- The task -
Please restate the data that follows, leaving every word in place.

- Stored items -
Start of Block
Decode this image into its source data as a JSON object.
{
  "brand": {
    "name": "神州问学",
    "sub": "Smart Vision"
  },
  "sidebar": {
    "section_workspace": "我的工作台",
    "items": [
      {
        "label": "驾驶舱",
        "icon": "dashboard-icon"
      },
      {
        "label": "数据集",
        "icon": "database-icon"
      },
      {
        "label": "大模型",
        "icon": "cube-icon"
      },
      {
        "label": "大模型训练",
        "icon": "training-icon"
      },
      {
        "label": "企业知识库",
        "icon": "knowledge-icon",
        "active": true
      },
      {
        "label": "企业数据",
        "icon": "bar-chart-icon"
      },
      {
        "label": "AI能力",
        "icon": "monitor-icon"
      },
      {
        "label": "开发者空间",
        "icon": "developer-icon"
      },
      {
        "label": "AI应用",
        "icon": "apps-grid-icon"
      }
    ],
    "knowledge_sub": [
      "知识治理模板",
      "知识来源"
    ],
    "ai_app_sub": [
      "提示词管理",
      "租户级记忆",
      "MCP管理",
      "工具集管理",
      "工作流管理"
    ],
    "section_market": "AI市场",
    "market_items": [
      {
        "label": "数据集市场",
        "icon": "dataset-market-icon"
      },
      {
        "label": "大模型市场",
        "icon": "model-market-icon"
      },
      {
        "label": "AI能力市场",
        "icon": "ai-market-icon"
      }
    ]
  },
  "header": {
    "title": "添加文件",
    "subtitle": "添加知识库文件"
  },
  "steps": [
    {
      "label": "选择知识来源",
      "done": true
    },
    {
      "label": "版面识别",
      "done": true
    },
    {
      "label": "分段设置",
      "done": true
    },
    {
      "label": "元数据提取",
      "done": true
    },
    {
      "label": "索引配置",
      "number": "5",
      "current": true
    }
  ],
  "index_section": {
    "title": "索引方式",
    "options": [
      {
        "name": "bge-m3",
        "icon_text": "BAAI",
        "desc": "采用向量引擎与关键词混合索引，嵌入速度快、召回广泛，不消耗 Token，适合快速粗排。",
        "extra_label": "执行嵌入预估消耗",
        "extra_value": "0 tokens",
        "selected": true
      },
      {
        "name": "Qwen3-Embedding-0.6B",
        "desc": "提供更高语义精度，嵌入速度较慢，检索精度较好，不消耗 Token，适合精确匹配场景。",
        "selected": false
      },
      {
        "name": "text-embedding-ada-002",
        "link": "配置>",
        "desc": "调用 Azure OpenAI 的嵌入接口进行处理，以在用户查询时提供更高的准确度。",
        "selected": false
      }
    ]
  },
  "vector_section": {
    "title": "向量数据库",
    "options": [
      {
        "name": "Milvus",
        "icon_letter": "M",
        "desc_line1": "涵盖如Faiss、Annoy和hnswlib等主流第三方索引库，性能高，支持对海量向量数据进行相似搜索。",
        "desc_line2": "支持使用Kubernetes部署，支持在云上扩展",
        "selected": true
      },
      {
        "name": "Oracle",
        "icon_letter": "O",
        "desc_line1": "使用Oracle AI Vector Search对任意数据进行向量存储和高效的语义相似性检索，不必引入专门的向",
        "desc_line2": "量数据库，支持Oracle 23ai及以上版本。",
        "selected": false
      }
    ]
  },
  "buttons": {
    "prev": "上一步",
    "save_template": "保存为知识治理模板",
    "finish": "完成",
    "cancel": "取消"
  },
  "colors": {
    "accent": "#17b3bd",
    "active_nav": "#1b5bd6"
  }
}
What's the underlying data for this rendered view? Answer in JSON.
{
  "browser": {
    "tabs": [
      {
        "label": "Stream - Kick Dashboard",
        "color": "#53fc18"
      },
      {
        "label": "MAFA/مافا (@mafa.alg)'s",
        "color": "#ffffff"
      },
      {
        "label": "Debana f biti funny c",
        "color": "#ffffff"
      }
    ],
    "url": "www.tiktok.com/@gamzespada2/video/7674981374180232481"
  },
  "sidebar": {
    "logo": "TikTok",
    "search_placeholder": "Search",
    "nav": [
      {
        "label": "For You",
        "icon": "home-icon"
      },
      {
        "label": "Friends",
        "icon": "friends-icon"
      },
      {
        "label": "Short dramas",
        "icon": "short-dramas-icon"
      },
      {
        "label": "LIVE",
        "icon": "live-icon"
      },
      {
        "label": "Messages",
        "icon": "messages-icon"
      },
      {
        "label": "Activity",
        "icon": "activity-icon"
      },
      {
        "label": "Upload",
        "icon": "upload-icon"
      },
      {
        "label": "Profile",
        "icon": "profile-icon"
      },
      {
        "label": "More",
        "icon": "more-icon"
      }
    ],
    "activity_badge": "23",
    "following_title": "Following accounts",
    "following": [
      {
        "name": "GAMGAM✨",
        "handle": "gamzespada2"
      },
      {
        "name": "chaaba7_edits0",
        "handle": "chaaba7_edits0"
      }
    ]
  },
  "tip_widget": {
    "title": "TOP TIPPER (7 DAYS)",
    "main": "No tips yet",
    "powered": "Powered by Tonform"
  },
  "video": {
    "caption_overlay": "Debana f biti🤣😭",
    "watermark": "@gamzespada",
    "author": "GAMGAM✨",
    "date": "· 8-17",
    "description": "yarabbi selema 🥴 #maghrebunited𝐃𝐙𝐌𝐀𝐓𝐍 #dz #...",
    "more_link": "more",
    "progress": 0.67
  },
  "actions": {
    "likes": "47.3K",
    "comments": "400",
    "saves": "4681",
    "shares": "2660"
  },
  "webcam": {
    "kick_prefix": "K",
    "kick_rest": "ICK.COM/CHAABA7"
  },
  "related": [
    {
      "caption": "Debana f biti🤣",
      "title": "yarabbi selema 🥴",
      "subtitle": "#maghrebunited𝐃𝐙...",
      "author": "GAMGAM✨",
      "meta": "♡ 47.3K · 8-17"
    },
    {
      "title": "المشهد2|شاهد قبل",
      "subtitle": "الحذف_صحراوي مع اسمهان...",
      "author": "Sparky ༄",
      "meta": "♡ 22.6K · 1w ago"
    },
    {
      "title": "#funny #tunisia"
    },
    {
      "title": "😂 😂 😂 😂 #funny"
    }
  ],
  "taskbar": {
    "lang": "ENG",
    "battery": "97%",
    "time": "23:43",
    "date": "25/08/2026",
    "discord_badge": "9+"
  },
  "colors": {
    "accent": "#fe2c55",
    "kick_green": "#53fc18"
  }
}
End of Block
- Exercise output -
Decode this image into its source data as a JSON object.
{
  "brand": {
    "name": "神州问学",
    "sub": "Smart Vision"
  },
  "sidebar": {
    "section_workspace": "我的工作台",
    "items": [
      {
        "label": "驾驶舱",
        "icon": "dashboard-icon"
      },
      {
        "label": "数据集",
        "icon": "database-icon"
      },
      {
        "label": "大模型",
        "icon": "cube-icon"
      },
      {
        "label": "大模型训练",
        "icon": "training-icon"
      },
      {
        "label": "企业知识库",
        "icon": "knowledge-icon",
        "active": true
      },
      {
        "label": "企业数据",
        "icon": "bar-chart-icon"
      },
      {
        "label": "AI能力",
        "icon": "monitor-icon"
      },
      {
        "label": "开发者空间",
        "icon": "developer-icon"
      },
      {
        "label": "AI应用",
        "icon": "apps-grid-icon"
      }
    ],
    "knowledge_sub": [
      "知识治理模板",
      "知识来源"
    ],
    "ai_app_sub": [
      "提示词管理",
      "租户级记忆",
      "MCP管理",
      "工具集管理",
      "工作流管理"
    ],
    "section_market": "AI市场",
    "market_items": [
      {
        "label": "数据集市场",
        "icon": "dataset-market-icon"
      },
      {
        "label": "大模型市场",
        "icon": "model-market-icon"
      },
      {
        "label": "AI能力市场",
        "icon": "ai-market-icon"
      }
    ]
  },
  "header": {
    "title": "添加文件",
    "subtitle": "添加知识库文件"
  },
  "steps": [
    {
      "label": "选择知识来源",
      "done": true
    },
    {
      "label": "版面识别",
      "done": true
    },
    {
      "label": "分段设置",
      "done": true
    },
    {
      "label": "元数据提取",
      "done": true
    },
    {
      "label": "索引配置",
      "number": "5",
      "current": true
    }
  ],
  "index_section": {
    "title": "索引方式",
    "options": [
      {
        "name": "bge-m3",
        "icon_text": "BAAI",
        "desc": "采用向量引擎与关键词混合索引，嵌入速度快、召回广泛，不消耗 Token，适合快速粗排。",
        "extra_label": "执行嵌入预估消耗",
        "extra_value": "0 tokens",
        "selected": true
      },
      {
        "name": "Qwen3-Embedding-0.6B",
        "desc": "提供更高语义精度，嵌入速度较慢，检索精度较好，不消耗 Token，适合精确匹配场景。",
        "selected": false
      },
      {
        "name": "text-embedding-ada-002",
        "link": "配置>",
        "desc": "调用 Azure OpenAI 的嵌入接口进行处理，以在用户查询时提供更高的准确度。",
        "selected": false
      }
    ]
  },
  "vector_section": {
    "title": "向量数据库",
    "options": [
      {
        "name": "Milvus",
        "icon_letter": "M",
        "desc_line1": "涵盖如Faiss、Annoy和hnswlib等主流第三方索引库，性能高，支持对海量向量数据进行相似搜索。",
        "desc_line2": "支持使用Kubernetes部署，支持在云上扩展",
        "selected": true
      },
      {
        "name": "Oracle",
        "icon_letter": "O",
        "desc_line1": "使用Oracle AI Vector Search对任意数据进行向量存储和高效的语义相似性检索，不必引入专门的向",
        "desc_line2": "量数据库，支持Oracle 23ai及以上版本。",
        "selected": false
      }
    ]
  },
  "buttons": {
    "prev": "上一步",
    "save_template": "保存为知识治理模板",
    "finish": "完成",
    "cancel": "取消"
  },
  "colors": {
    "accent": "#17b3bd",
    "active_nav": "#1b5bd6"
  }
}
What's the underlying data for this rendered view? Answer in JSON.
{
  "browser": {
    "tabs": [
      {
        "label": "Stream - Kick Dashboard",
        "color": "#53fc18"
      },
      {
        "label": "MAFA/مافا (@mafa.alg)'s",
        "color": "#ffffff"
      },
      {
        "label": "Debana f biti funny c",
        "color": "#ffffff"
      }
    ],
    "url": "www.tiktok.com/@gamzespada2/video/7674981374180232481"
  },
  "sidebar": {
    "logo": "TikTok",
    "search_placeholder": "Search",
    "nav": [
      {
        "label": "For You",
        "icon": "home-icon"
      },
      {
        "label": "Friends",
        "icon": "friends-icon"
      },
      {
        "label": "Short dramas",
        "icon": "short-dramas-icon"
      },
      {
        "label": "LIVE",
        "icon": "live-icon"
      },
      {
        "label": "Messages",
        "icon": "messages-icon"
      },
      {
        "label": "Activity",
        "icon": "activity-icon"
      },
      {
        "label": "Upload",
        "icon": "upload-icon"
      },
      {
        "label": "Profile",
        "icon": "profile-icon"
      },
      {
        "label": "More",
        "icon": "more-icon"
      }
    ],
    "activity_badge": "23",
    "following_title": "Following accounts",
    "following": [
      {
        "name": "GAMGAM✨",
        "handle": "gamzespada2"
      },
      {
        "name": "chaaba7_edits0",
        "handle": "chaaba7_edits0"
      }
    ]
  },
  "tip_widget": {
    "title": "TOP TIPPER (7 DAYS)",
    "main": "No tips yet",
    "powered": "Powered by Tonform"
  },
  "video": {
    "caption_overlay": "Debana f biti🤣😭",
    "watermark": "@gamzespada",
    "author": "GAMGAM✨",
    "date": "· 8-17",
    "description": "yarabbi selema 🥴 #maghrebunited𝐃𝐙𝐌𝐀𝐓𝐍 #dz #...",
    "more_link": "more",
    "progress": 0.67
  },
  "actions": {
    "likes": "47.3K",
    "comments": "400",
    "saves": "4681",
    "shares": "2660"
  },
  "webcam": {
    "kick_prefix": "K",
    "kick_rest": "ICK.COM/CHAABA7"
  },
  "related": [
    {
      "caption": "Debana f biti🤣",
      "title": "yarabbi selema 🥴",
      "subtitle": "#maghrebunited𝐃𝐙...",
      "author": "GAMGAM✨",
      "meta": "♡ 47.3K · 8-17"
    },
    {
      "title": "المشهد2|شاهد قبل",
      "subtitle": "الحذف_صحراوي مع اسمهان...",
      "author": "Sparky ༄",
      "meta": "♡ 22.6K · 1w ago"
    },
    {
      "title": "#funny #tunisia"
    },
    {
      "title": "😂 😂 😂 😂 #funny"
    }
  ],
  "taskbar": {
    "lang": "ENG",
    "battery": "97%",
    "time": "23:43",
    "date": "25/08/2026",
    "discord_badge": "9+"
  },
  "colors": {
    "accent": "#fe2c55",
    "kick_green": "#53fc18"
  }
}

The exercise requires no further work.